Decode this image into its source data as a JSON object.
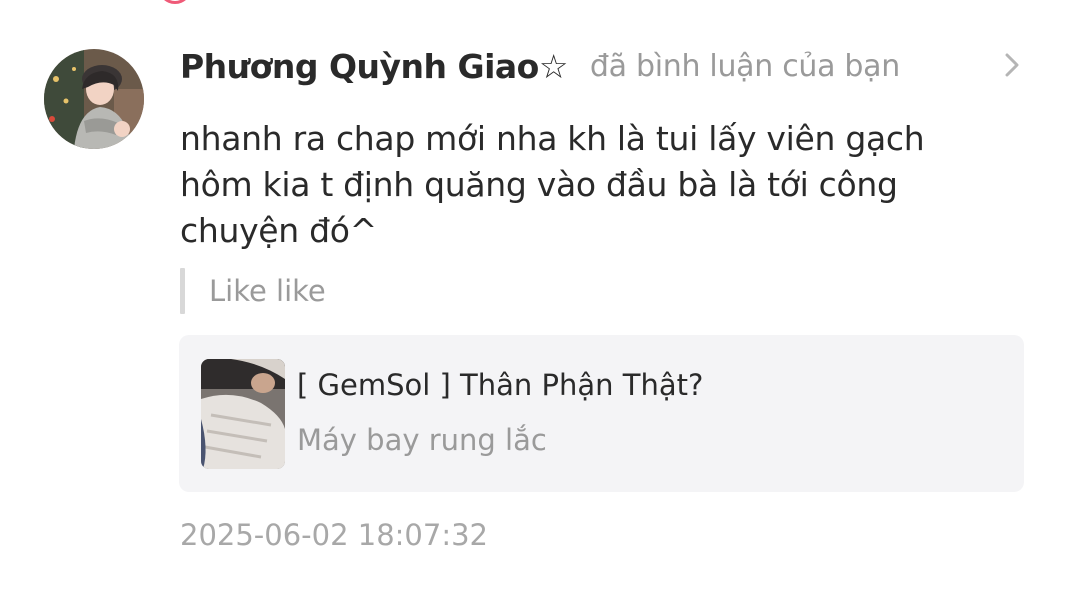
{
  "notification": {
    "username": "Phương Quỳnh Giao☆",
    "action": "đã bình luận của bạn",
    "comment_lines": [
      "nhanh ra chap mới nha kh là tui lấy viên gạch",
      "hôm kia t định quăng vào đầu bà là tới công",
      "chuyện đó^"
    ],
    "quoted_reply": "Like like",
    "timestamp": "2025-06-02 18:07:32"
  },
  "linked_post": {
    "title": "[ GemSol ] Thân Phận Thật?",
    "subtitle": "Máy bay rung lắc"
  },
  "icons": {
    "chevron": "chevron-right-icon"
  },
  "colors": {
    "text_primary": "#2a2a2a",
    "text_secondary": "#9a9a9a",
    "card_background": "#f4f4f6",
    "accent": "#ef5a78"
  }
}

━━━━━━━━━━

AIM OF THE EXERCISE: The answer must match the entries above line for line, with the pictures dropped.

ANSWER SPACE:
Decode this image into its source data as a JSON object.
{
  "notification": {
    "username": "Phương Quỳnh Giao☆",
    "action": "đã bình luận của bạn",
    "comment_lines": [
      "nhanh ra chap mới nha kh là tui lấy viên gạch",
      "hôm kia t định quăng vào đầu bà là tới công",
      "chuyện đó^"
    ],
    "quoted_reply": "Like like",
    "timestamp": "2025-06-02 18:07:32"
  },
  "linked_post": {
    "title": "[ GemSol ] Thân Phận Thật?",
    "subtitle": "Máy bay rung lắc"
  },
  "icons": {
    "chevron": "chevron-right-icon"
  },
  "colors": {
    "text_primary": "#2a2a2a",
    "text_secondary": "#9a9a9a",
    "card_background": "#f4f4f6",
    "accent": "#ef5a78"
  }
}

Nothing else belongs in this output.